Four Popular Espresso Drink Recipes

From stovetop percolators to countertop brewers to the French press, there are lots of ways to make and enjoy coffee.  Of course, a cup of coffee is great, but there really is nothing like a traditional Italian, espresso-based drink.  Typically you would drink these hot—and sometimes with milk—for a rich, earthy—and sometimes creamy—Kafexpress coffee experience.


The simplest of all coffee drinks, the espresso is just a straight shot of strong coffee. To make an espresso (and it is best with an espresso machine, of course) you press one ounce of water through roughly ¼ oz of ground coffee using 9 pounds of pressure, consistently over 30 seconds.  This produces a “shot” of espresso: unfiltered, unadulterated, unaltered coffee richness.  While the intent of an espresso is to drink it straight to enjoy the coffee for its own characteristics, though, you can combine this shot of espresso with other ingredients for more flavor, more sweetness, more variety.


One such drinks is the cafe latte. To make this you take the very same shot of espresso and pour between 6 and 8 ounces of steamed milk over the top of it.  The two ingredients will mix in the cup.
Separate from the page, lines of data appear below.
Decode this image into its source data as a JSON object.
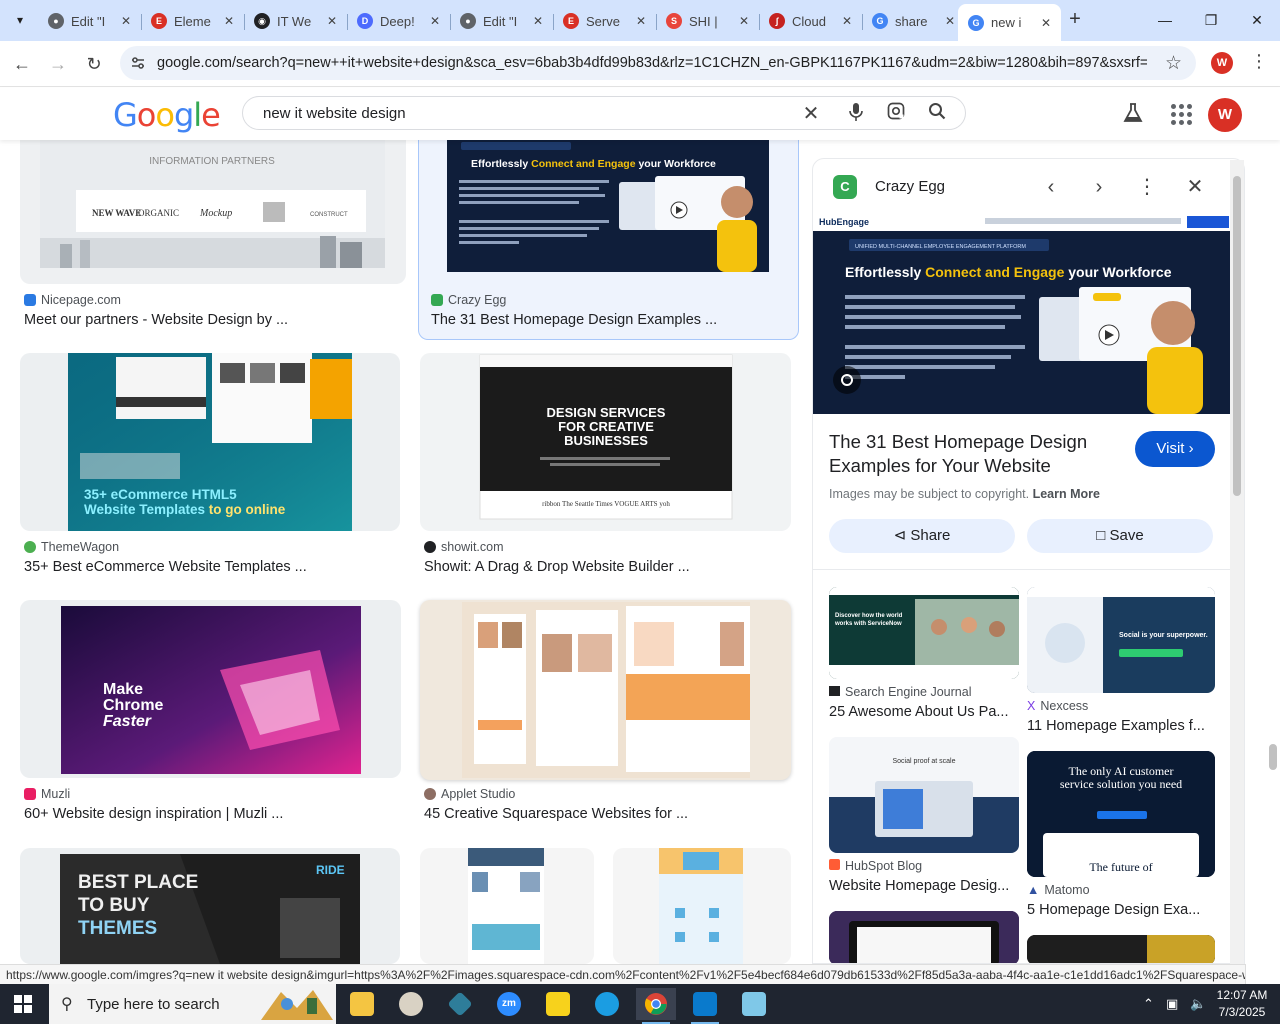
{
  "browser": {
    "tabs": [
      {
        "title": "Edit \"I",
        "color": "#5f6368",
        "icon": "globe-icon"
      },
      {
        "title": "Eleme",
        "color": "#d93025",
        "icon": "elementor-icon"
      },
      {
        "title": "IT We",
        "color": "#202124",
        "icon": "site-icon"
      },
      {
        "title": "Deep!",
        "color": "#4d6bfe",
        "icon": "deepseek-icon"
      },
      {
        "title": "Edit \"I",
        "color": "#5f6368",
        "icon": "globe-icon"
      },
      {
        "title": "Serve",
        "color": "#d93025",
        "icon": "elementor-icon"
      },
      {
        "title": "SHI |",
        "color": "#e8453c",
        "icon": "shi-icon"
      },
      {
        "title": "Cloud",
        "color": "#c5221f",
        "icon": "cloud-icon"
      },
      {
        "title": "share",
        "color": "#4285f4",
        "icon": "google-icon"
      },
      {
        "title": "new i",
        "color": "#4285f4",
        "icon": "google-icon",
        "active": true
      }
    ],
    "url": "google.com/search?q=new++it+website+design&sca_esv=6bab3b4dfd99b83d&rlz=1C1CHZN_en-GBPK1167PK1167&udm=2&biw=1280&bih=897&sxsrf=AE...",
    "profile_initial": "W"
  },
  "google": {
    "logo": [
      "G",
      "o",
      "o",
      "g",
      "l",
      "e"
    ],
    "logo_colors": [
      "#4285f4",
      "#ea4335",
      "#fbbc05",
      "#4285f4",
      "#34a853",
      "#ea4335"
    ],
    "query": "new it website design",
    "profile_initial": "W"
  },
  "results": [
    {
      "source": "Nicepage.com",
      "title": "Meet our partners - Website Design by ...",
      "src_color": "#2a7ae2",
      "thumb_text": "INFORMATION PARTNERS"
    },
    {
      "source": "Crazy Egg",
      "title": "The 31 Best Homepage Design Examples ...",
      "src_color": "#34a853",
      "thumb_text": "Effortlessly Connect and Engage your Workforce"
    },
    {
      "source": "ThemeWagon",
      "title": "35+ Best eCommerce Website Templates ...",
      "src_color": "#4caf50",
      "thumb_text": "35+ eCommerce HTML5 Website Templates to go online"
    },
    {
      "source": "showit.com",
      "title": "Showit: A Drag & Drop Website Builder ...",
      "src_color": "#202124",
      "thumb_text": "DESIGN SERVICES FOR CREATIVE BUSINESSES"
    },
    {
      "source": "Muzli",
      "title": "60+ Website design inspiration | Muzli ...",
      "src_color": "#e91e63",
      "thumb_text": "Make Chrome Faster"
    },
    {
      "source": "Applet Studio",
      "title": "45 Creative Squarespace Websites for ...",
      "src_color": "#8d6e63",
      "thumb_text": ""
    },
    {
      "source": "",
      "title": "",
      "src_color": "#202124",
      "thumb_text": "BEST PLACE TO BUY THEMES"
    }
  ],
  "panel": {
    "site": "Crazy Egg",
    "hero_brand": "HubEngage",
    "hero_badge": "UNIFIED MULTI-CHANNEL EMPLOYEE ENGAGEMENT PLATFORM",
    "hero_headline_a": "Effortlessly ",
    "hero_headline_b": "Connect and Engage",
    "hero_headline_c": " your Workforce",
    "title": "The 31 Best Homepage Design Examples for Your Website",
    "visit_label": "Visit",
    "copyright": "Images may be subject to copyright.",
    "learn_more": "Learn More",
    "share_label": "Share",
    "save_label": "Save",
    "related": [
      {
        "source": "Search Engine Journal",
        "title": "25 Awesome About Us Pa...",
        "thumb_text": "Discover how the world works with ServiceNow"
      },
      {
        "source": "Nexcess",
        "title": "11 Homepage Examples f...",
        "thumb_text": "Social is your superpower."
      },
      {
        "source": "HubSpot Blog",
        "title": "Website Homepage Desig...",
        "thumb_text": "Social proof at scale"
      },
      {
        "source": "Matomo",
        "title": "5 Homepage Design Exa...",
        "thumb_text": "The only AI customer service solution you need",
        "thumb_text2": "The future of"
      }
    ]
  },
  "status_url": "https://www.google.com/imgres?q=new  it website design&imgurl=https%3A%2F%2Fimages.squarespace-cdn.com%2Fcontent%2Fv1%2F5e4becf684e6d079db61533d%2Ff85d5a3a-aaba-4f4c-aa1e-c1e1dd16adc1%2FSquarespace-we...",
  "taskbar": {
    "search_placeholder": "Type here to search",
    "time": "12:07 AM",
    "date": "7/3/2025"
  }
}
This is the basic latte—which is actually consumed more than brewed coffee, at least in the United States—but American coffee culture now has all kinds of flavors and other options that you can add to a latte.


The Cappuccino is to Europe what the Cafe latte is to America.  Indeed, the cappuccino is the most consumed coffee recipe throughout Europe.  The two are very similar but in this case, instead of 6 to 8 oz of steamed milk, you top the 1 oz shot of espresso with about 2 oz of milk foam.


If you are more fond of coffee in its rawest, purest, most beautiful form (a straight shot of espresso) but might wish to cut the acidity a bit, this could be the right drink for you.  Macchiato means “spotted” in Italian and this drink gets this name because it is just a shot of espresso with a single drop of milk—just enough to slightly lighten the drink’s hue.  The goal of this “spot” is that it spreads out across the surface of the espresso for a hint of creaminess. And yes, this is a very “European” way to drink coffee.